The parasite is not only a symbol of resistance against privatization of parking spaces. It also brings up the question of who decides over the use of public space. In the case of parking spaces in Chicago, this privatization of the commons (collective commodities) has led to a loss of agency in the city, explains Wirth.
With the lease agreement, the private company ParkChicago became a major stakeholder for questions on changes and adaptations that we, as residents and constituents, can generate within our street space. For instance, if people from Chicago want new bus lines or bike lanes, this has to be negotiated with the company, as it would lose parking property; if residents wish to reduce car use and parking, or replace it with other uses such as trees or new spaces to hang out outdoors in the extended period of the pandemic, that, too, must go through the company.
Holding one interest over a myriad of needs and proposals that could emerge for the 21st century street, ParkChicago has become an oversized stakeholder in urban planning and urban life, only interested in how to generate cash from under-performing assets, and not with an operator mindset.
During last week, Wirth and Sacharow organized a line-up of discussions with four spatial practitioners—artists, researchers, community leaders, architects— to speak about the different strategies, aesthetics, and activities they employ to subvert the conventional rules of property.

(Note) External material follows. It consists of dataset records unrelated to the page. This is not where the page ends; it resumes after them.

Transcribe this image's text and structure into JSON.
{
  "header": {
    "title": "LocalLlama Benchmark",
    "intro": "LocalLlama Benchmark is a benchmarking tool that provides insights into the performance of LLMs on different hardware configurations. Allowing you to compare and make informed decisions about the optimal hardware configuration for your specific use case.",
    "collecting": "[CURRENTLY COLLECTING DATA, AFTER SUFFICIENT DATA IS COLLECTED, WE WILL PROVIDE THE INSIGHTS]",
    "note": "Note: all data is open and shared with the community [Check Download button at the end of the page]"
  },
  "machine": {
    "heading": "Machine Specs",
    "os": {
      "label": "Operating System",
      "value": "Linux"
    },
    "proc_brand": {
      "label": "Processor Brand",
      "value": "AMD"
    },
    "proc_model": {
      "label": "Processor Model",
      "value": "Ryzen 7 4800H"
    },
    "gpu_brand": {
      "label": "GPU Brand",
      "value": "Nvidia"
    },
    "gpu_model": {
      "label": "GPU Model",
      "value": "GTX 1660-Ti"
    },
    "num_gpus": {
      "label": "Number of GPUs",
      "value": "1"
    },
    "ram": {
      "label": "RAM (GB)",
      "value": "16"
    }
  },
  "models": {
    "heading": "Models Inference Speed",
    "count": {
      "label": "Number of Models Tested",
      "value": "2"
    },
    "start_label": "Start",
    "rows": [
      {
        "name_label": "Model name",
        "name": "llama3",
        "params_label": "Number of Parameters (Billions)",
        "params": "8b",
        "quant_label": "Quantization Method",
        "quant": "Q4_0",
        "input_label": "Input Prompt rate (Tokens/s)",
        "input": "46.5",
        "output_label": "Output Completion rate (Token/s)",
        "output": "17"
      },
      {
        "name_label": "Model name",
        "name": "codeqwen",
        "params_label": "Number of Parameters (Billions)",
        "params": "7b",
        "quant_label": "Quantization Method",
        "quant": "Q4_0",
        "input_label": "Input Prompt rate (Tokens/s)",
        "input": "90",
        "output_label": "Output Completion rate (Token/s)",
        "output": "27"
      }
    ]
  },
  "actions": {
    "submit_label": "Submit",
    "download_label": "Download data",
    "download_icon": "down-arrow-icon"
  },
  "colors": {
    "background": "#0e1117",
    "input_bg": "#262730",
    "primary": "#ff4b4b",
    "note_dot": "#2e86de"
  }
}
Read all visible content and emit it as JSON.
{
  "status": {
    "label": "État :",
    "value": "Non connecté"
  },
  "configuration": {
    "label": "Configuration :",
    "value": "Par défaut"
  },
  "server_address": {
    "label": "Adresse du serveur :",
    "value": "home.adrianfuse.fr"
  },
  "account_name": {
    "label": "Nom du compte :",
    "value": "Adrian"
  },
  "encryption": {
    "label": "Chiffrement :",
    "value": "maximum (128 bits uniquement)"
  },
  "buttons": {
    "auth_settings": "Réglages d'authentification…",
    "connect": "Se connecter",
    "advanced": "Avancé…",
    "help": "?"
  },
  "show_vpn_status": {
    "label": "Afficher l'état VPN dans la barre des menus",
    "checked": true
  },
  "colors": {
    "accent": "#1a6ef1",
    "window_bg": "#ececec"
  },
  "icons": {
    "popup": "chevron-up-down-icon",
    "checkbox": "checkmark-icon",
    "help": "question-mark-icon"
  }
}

The affordable housing aspect – The Right to the City
The parasite is also concerned with the question of living space distribution in the city: who lives in the center and who in the periphery? Where can one live at all and how does this differentiation determine class and social segregation? For tenant movements like Autonomous Tenants Union in Chicago, the parasite figure is often used to represent the Real Estate interests that extract and exploit, seize control of spaces, and force tenants from place to place. The intervention Parasite Parking introduced a different parasite figure to Chicago’s built environment which dwells and plays in one of the last remaining affordable niches of the city.
It is still cheaper to pay the fees for a parking spot every day than to rent an apartment in certain areas of Chicago. This ultimately represents a subsidy of cars over housing and raises the question whether a society should prioritize the needs of cars over the needs of humans?
It is essential to say that we do not see parasite parking or parking spaces in general as an alternative for people without a permanent home, clarifies Wirth.
Instead, parasite parking works as a catalyst and eloquent example to think about broader privatization of public spaces, profiteering and unequal access to space in the city. Because it is evident that this form of housing is precarious and uncertain; it occupies space that is in its current form inadequate for good living – and is thus nothing to be thought about in terms of large scale housing. Already Wirth and Sacharow have advocated to shift the narrative about affordable housing in cities with their art action Penthaus à la Parasit in Berlin and Munich.
‘With our intervention, we focus on the question of the variety of public space and its privatization and want to open up a variety of uses for these spaces beside parking; we do not have the intention to give an example of public policy, or to show how to do it right,’ adds Wirth.
Parasite Parking was genetically precarious. The niche it occupies is never lasting, and can disappear at any moment. At the same time, Parasite Parking enjoys the most central locations and finds a certain form of “freedom”. However, living with a sense of constant threat, the parasite always knows that, when the host discovers the niche, the parasite will be expelled.